**TASK OBJECTIVE:** Across the entries below, tally every line that holds the word "Branch". Give only the tally.

(Entries from a dataset of interfaces)
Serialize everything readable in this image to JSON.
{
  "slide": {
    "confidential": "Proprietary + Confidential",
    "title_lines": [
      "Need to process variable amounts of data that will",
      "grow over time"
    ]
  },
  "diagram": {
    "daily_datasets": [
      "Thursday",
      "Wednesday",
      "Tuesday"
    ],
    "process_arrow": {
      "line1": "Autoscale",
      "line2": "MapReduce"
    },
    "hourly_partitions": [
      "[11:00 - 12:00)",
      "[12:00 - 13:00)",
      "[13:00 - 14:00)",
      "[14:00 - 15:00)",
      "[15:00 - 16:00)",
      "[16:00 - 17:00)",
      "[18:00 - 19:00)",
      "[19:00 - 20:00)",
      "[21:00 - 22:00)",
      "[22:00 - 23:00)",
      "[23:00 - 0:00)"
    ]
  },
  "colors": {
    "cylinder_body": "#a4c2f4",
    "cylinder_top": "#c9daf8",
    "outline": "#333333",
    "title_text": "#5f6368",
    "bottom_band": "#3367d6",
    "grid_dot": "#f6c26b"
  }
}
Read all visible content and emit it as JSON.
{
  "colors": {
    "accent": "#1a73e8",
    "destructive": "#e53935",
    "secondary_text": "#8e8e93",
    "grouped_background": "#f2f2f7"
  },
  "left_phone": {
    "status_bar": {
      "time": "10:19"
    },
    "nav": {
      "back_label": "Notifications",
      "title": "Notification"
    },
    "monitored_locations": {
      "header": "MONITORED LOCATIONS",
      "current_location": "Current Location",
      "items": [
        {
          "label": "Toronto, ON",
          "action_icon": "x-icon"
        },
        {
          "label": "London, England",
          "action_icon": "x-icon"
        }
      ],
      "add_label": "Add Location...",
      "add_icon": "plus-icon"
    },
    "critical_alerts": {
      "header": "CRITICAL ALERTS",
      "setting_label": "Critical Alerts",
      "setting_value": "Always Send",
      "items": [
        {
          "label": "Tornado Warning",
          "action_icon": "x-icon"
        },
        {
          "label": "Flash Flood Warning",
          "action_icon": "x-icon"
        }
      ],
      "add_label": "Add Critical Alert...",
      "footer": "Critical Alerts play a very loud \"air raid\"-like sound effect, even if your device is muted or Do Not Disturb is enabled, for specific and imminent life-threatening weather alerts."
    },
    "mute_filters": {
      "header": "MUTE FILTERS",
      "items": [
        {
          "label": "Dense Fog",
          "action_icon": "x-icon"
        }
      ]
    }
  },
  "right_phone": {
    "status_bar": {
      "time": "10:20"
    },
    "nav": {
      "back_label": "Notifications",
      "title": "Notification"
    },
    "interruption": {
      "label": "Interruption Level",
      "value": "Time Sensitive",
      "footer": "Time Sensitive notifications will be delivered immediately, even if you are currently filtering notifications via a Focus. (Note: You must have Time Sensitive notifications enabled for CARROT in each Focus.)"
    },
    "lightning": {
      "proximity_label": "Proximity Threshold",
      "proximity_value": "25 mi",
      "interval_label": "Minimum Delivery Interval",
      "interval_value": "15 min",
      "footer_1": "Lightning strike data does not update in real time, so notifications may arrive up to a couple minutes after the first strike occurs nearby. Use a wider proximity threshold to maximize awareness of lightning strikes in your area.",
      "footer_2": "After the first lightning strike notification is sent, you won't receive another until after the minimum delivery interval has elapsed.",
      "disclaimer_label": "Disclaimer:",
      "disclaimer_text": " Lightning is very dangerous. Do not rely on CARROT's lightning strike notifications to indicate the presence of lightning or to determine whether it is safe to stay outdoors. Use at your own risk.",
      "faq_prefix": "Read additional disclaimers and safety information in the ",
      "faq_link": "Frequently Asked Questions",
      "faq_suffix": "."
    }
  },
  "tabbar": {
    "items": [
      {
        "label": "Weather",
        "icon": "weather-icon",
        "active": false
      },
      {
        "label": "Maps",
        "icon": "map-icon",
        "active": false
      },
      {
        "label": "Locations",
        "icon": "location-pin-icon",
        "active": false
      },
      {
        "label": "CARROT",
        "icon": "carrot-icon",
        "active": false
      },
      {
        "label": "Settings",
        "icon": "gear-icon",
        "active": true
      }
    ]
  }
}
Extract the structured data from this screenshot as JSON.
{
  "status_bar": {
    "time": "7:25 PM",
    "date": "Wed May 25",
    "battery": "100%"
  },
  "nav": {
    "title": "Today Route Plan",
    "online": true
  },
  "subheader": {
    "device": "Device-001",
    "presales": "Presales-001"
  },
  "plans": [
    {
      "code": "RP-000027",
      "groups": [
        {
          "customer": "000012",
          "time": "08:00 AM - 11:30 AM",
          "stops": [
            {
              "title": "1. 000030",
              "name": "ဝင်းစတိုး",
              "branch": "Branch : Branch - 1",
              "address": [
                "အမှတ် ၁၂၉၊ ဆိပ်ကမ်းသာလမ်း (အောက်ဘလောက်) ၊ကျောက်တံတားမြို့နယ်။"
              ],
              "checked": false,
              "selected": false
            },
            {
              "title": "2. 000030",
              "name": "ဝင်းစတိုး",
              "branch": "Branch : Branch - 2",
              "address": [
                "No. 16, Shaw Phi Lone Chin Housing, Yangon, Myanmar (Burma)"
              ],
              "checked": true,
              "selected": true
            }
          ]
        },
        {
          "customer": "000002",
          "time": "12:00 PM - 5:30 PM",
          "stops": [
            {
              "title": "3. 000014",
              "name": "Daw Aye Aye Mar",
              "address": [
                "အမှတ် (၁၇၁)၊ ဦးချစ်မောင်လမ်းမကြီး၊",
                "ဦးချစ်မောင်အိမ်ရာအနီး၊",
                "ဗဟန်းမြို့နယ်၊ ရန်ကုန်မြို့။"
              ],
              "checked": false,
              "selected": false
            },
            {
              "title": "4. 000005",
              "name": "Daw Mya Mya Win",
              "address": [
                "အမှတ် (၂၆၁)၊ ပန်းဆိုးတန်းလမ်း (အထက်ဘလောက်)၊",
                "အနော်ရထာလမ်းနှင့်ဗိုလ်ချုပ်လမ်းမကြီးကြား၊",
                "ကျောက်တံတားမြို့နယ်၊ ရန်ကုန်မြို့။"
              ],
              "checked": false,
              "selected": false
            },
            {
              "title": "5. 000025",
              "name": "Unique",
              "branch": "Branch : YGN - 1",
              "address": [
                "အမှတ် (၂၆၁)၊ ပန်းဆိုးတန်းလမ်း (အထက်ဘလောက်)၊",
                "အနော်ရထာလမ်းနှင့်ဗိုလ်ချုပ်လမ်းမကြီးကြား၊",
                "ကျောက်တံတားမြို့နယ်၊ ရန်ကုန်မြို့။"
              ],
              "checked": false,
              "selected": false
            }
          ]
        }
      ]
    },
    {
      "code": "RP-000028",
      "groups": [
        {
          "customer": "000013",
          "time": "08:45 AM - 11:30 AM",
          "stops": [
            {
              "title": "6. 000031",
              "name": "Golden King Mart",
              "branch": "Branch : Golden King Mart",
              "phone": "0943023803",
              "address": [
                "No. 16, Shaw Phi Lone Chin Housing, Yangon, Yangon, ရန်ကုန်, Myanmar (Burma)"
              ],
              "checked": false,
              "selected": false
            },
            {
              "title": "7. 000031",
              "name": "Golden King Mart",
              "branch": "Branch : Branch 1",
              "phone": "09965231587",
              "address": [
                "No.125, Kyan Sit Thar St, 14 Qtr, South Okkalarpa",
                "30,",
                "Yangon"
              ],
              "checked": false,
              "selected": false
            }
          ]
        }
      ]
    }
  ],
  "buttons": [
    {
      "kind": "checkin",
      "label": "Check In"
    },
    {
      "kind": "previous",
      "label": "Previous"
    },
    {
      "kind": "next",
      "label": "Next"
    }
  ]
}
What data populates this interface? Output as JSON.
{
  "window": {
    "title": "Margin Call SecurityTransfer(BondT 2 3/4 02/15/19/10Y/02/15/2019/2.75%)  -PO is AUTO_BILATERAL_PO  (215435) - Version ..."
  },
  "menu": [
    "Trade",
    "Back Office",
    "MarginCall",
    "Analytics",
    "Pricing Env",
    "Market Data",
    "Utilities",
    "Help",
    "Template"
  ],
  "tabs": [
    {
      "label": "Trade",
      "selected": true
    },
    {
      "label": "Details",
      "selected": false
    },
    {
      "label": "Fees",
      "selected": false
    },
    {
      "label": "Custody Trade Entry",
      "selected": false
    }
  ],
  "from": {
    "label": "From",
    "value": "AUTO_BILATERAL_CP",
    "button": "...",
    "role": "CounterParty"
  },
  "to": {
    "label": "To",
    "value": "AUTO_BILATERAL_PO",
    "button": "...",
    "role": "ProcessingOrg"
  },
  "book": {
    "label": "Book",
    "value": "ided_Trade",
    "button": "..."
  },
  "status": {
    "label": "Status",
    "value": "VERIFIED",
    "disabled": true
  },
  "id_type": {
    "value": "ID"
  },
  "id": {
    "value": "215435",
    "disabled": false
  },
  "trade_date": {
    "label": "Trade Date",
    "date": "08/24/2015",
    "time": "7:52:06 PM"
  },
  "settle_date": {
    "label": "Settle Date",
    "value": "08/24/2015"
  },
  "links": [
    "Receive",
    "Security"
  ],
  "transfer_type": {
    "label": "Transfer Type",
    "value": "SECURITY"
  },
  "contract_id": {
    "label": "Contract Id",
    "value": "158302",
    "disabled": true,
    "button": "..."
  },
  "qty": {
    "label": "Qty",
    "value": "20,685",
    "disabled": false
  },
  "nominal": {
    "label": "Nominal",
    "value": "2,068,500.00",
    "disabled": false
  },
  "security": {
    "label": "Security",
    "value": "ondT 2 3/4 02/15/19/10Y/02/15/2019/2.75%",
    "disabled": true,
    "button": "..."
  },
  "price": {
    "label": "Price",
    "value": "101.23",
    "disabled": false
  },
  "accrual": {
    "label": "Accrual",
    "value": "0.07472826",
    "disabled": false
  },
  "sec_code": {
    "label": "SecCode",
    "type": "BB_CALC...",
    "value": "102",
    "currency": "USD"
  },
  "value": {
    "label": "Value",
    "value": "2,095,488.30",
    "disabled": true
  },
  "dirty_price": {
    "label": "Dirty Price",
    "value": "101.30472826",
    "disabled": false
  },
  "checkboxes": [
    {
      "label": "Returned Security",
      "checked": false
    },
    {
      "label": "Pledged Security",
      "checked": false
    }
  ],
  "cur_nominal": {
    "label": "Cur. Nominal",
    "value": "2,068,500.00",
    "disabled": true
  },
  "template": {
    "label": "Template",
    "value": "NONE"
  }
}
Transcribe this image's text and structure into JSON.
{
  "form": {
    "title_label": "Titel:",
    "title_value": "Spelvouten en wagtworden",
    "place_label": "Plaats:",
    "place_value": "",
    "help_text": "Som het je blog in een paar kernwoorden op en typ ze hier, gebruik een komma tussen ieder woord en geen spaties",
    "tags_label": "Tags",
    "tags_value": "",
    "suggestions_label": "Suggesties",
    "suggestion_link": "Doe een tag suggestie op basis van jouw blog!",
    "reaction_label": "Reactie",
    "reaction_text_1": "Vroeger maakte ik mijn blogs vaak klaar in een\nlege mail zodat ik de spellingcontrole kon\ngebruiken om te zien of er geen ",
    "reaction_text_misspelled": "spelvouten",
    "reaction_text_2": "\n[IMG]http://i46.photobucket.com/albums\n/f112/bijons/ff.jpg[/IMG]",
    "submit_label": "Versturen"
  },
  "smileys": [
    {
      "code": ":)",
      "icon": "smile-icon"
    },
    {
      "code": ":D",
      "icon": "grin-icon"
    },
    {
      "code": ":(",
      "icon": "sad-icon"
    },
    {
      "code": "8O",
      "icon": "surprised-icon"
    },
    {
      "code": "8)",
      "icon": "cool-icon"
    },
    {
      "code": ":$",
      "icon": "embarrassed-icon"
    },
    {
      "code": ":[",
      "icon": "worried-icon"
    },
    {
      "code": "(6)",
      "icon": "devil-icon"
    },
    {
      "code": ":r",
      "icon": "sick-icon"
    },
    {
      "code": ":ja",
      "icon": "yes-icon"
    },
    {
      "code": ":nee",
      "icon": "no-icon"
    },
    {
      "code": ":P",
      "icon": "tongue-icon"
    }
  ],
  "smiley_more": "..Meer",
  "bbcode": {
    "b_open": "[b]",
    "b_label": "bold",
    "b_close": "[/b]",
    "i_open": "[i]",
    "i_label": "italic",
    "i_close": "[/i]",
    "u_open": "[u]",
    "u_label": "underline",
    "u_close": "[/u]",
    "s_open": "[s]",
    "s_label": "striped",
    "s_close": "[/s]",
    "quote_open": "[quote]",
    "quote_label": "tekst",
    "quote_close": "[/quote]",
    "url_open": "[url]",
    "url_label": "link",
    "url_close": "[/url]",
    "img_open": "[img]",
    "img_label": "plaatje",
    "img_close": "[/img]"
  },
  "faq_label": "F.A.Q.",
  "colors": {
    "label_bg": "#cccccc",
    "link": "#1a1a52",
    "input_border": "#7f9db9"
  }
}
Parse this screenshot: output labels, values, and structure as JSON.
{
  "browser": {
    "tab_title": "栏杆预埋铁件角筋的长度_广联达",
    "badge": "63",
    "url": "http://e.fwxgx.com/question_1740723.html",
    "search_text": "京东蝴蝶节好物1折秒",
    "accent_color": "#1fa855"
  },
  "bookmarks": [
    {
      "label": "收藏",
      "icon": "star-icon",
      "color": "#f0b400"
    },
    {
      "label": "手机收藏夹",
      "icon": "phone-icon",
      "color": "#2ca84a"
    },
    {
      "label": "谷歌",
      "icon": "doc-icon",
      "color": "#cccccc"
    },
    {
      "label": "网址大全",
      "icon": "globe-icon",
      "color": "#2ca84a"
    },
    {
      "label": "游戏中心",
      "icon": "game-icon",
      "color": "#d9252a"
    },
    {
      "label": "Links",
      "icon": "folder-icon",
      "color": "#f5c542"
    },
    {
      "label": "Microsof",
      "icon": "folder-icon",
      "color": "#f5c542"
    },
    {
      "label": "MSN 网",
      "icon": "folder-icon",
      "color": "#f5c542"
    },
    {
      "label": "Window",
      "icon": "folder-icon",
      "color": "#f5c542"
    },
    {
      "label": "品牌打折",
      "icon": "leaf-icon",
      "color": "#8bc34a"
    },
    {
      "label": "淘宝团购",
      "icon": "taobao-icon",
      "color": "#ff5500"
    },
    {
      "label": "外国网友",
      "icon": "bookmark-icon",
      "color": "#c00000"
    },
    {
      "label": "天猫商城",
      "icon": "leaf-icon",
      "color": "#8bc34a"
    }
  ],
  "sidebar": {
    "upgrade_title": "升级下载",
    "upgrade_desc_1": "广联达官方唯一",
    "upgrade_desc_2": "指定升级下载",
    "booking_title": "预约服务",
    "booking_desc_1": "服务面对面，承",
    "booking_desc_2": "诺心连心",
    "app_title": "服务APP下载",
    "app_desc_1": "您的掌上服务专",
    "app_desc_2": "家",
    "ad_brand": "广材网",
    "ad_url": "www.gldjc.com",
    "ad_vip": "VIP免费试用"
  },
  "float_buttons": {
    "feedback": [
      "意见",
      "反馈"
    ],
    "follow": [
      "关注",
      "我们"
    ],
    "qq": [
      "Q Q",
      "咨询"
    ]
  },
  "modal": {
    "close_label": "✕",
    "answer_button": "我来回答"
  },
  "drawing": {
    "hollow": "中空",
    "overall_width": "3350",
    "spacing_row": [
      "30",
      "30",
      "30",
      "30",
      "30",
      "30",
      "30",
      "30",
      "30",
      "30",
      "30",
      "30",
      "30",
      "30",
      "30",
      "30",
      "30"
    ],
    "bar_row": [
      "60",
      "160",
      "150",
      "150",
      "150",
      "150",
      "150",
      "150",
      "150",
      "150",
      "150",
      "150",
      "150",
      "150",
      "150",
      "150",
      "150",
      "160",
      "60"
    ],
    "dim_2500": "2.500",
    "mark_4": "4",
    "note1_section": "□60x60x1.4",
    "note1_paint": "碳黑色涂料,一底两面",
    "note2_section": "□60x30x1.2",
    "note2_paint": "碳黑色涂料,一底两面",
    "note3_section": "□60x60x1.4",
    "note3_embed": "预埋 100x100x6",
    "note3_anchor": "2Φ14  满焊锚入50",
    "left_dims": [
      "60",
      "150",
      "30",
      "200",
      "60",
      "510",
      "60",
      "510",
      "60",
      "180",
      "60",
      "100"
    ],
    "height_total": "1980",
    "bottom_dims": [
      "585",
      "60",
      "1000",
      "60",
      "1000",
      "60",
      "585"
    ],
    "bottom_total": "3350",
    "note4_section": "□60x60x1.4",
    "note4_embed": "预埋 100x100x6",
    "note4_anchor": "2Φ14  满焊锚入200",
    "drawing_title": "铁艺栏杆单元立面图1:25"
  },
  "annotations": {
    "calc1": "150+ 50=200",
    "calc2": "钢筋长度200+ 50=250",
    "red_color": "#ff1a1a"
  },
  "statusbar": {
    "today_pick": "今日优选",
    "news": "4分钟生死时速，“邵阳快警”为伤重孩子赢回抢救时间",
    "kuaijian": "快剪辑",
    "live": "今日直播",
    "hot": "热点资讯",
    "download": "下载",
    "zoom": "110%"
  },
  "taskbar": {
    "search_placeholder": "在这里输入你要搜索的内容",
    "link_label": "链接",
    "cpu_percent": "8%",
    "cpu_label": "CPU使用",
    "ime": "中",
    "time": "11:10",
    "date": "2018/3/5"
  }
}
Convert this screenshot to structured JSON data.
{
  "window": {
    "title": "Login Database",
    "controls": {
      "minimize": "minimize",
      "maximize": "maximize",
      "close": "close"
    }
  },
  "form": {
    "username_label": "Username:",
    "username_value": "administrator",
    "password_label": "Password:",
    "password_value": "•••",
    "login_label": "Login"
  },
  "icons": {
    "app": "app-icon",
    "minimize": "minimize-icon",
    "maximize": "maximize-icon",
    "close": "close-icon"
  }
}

**FINAL ANSWER:** 5